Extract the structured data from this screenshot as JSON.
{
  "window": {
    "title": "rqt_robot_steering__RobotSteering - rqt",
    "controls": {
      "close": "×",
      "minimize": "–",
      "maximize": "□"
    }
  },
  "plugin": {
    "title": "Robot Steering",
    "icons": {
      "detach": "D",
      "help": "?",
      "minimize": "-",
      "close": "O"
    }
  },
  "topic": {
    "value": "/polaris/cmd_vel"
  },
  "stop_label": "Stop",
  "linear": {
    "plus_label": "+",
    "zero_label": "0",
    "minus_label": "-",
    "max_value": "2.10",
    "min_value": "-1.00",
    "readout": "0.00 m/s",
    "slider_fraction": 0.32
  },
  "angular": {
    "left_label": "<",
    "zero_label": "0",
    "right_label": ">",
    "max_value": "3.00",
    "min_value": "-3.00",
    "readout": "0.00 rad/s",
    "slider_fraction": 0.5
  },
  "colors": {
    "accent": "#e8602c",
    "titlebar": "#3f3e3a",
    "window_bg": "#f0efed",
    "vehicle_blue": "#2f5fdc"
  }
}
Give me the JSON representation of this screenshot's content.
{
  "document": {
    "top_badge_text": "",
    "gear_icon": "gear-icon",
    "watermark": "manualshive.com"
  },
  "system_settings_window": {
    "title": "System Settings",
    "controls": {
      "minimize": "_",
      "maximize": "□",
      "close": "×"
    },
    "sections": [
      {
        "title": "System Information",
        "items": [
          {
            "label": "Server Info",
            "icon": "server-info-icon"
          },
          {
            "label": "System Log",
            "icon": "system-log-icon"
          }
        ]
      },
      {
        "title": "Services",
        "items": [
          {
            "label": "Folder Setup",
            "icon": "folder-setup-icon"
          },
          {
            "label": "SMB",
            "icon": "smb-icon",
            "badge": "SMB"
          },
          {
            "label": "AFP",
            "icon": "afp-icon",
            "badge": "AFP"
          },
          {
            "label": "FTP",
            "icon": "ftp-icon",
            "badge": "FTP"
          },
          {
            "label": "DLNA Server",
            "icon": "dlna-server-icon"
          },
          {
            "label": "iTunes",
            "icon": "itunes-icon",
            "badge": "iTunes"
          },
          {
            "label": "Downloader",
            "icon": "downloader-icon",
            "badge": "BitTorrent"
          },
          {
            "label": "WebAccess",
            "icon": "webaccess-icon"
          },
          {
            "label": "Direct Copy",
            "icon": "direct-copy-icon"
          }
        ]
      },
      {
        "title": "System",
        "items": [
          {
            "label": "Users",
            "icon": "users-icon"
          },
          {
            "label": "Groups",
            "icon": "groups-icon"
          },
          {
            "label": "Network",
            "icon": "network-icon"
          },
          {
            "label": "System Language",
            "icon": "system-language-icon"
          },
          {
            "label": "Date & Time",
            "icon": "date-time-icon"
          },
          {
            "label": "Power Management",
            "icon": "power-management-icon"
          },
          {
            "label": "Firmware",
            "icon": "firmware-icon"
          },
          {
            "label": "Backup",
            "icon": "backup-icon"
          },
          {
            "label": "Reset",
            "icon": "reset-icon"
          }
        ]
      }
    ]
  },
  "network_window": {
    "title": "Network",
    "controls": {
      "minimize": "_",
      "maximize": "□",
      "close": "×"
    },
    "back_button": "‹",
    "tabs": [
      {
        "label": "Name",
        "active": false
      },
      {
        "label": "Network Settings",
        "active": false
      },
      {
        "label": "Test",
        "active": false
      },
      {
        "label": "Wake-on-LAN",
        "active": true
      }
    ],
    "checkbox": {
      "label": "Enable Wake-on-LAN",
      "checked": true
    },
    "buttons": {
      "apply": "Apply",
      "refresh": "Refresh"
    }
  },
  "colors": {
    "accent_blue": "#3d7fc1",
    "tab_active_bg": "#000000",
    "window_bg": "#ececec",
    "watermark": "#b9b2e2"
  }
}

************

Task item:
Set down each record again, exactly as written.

Task output:
Extract the structured data from this screenshot as JSON.
{
  "window": {
    "title": "rqt_robot_steering__RobotSteering - rqt",
    "controls": {
      "close": "×",
      "minimize": "–",
      "maximize": "□"
    }
  },
  "plugin": {
    "title": "Robot Steering",
    "icons": {
      "detach": "D",
      "help": "?",
      "minimize": "-",
      "close": "O"
    }
  },
  "topic": {
    "value": "/polaris/cmd_vel"
  },
  "stop_label": "Stop",
  "linear": {
    "plus_label": "+",
    "zero_label": "0",
    "minus_label": "-",
    "max_value": "2.10",
    "min_value": "-1.00",
    "readout": "0.00 m/s",
    "slider_fraction": 0.32
  },
  "angular": {
    "left_label": "<",
    "zero_label": "0",
    "right_label": ">",
    "max_value": "3.00",
    "min_value": "-3.00",
    "readout": "0.00 rad/s",
    "slider_fraction": 0.5
  },
  "colors": {
    "accent": "#e8602c",
    "titlebar": "#3f3e3a",
    "window_bg": "#f0efed",
    "vehicle_blue": "#2f5fdc"
  }
}
Give me the JSON representation of this screenshot's content.
{
  "document": {
    "top_badge_text": "",
    "gear_icon": "gear-icon",
    "watermark": "manualshive.com"
  },
  "system_settings_window": {
    "title": "System Settings",
    "controls": {
      "minimize": "_",
      "maximize": "□",
      "close": "×"
    },
    "sections": [
      {
        "title": "System Information",
        "items": [
          {
            "label": "Server Info",
            "icon": "server-info-icon"
          },
          {
            "label": "System Log",
            "icon": "system-log-icon"
          }
        ]
      },
      {
        "title": "Services",
        "items": [
          {
            "label": "Folder Setup",
            "icon": "folder-setup-icon"
          },
          {
            "label": "SMB",
            "icon": "smb-icon",
            "badge": "SMB"
          },
          {
            "label": "AFP",
            "icon": "afp-icon",
            "badge": "AFP"
          },
          {
            "label": "FTP",
            "icon": "ftp-icon",
            "badge": "FTP"
          },
          {
            "label": "DLNA Server",
            "icon": "dlna-server-icon"
          },
          {
            "label": "iTunes",
            "icon": "itunes-icon",
            "badge": "iTunes"
          },
          {
            "label": "Downloader",
            "icon": "downloader-icon",
            "badge": "BitTorrent"
          },
          {
            "label": "WebAccess",
            "icon": "webaccess-icon"
          },
          {
            "label": "Direct Copy",
            "icon": "direct-copy-icon"
          }
        ]
      },
      {
        "title": "System",
        "items": [
          {
            "label": "Users",
            "icon": "users-icon"
          },
          {
            "label": "Groups",
            "icon": "groups-icon"
          },
          {
            "label": "Network",
            "icon": "network-icon"
          },
          {
            "label": "System Language",
            "icon": "system-language-icon"
          },
          {
            "label": "Date & Time",
            "icon": "date-time-icon"
          },
          {
            "label": "Power Management",
            "icon": "power-management-icon"
          },
          {
            "label": "Firmware",
            "icon": "firmware-icon"
          },
          {
            "label": "Backup",
            "icon": "backup-icon"
          },
          {
            "label": "Reset",
            "icon": "reset-icon"
          }
        ]
      }
    ]
  },
  "network_window": {
    "title": "Network",
    "controls": {
      "minimize": "_",
      "maximize": "□",
      "close": "×"
    },
    "back_button": "‹",
    "tabs": [
      {
        "label": "Name",
        "active": false
      },
      {
        "label": "Network Settings",
        "active": false
      },
      {
        "label": "Test",
        "active": false
      },
      {
        "label": "Wake-on-LAN",
        "active": true
      }
    ],
    "checkbox": {
      "label": "Enable Wake-on-LAN",
      "checked": true
    },
    "buttons": {
      "apply": "Apply",
      "refresh": "Refresh"
    }
  },
  "colors": {
    "accent_blue": "#3d7fc1",
    "tab_active_bg": "#000000",
    "window_bg": "#ececec",
    "watermark": "#b9b2e2"
  }
}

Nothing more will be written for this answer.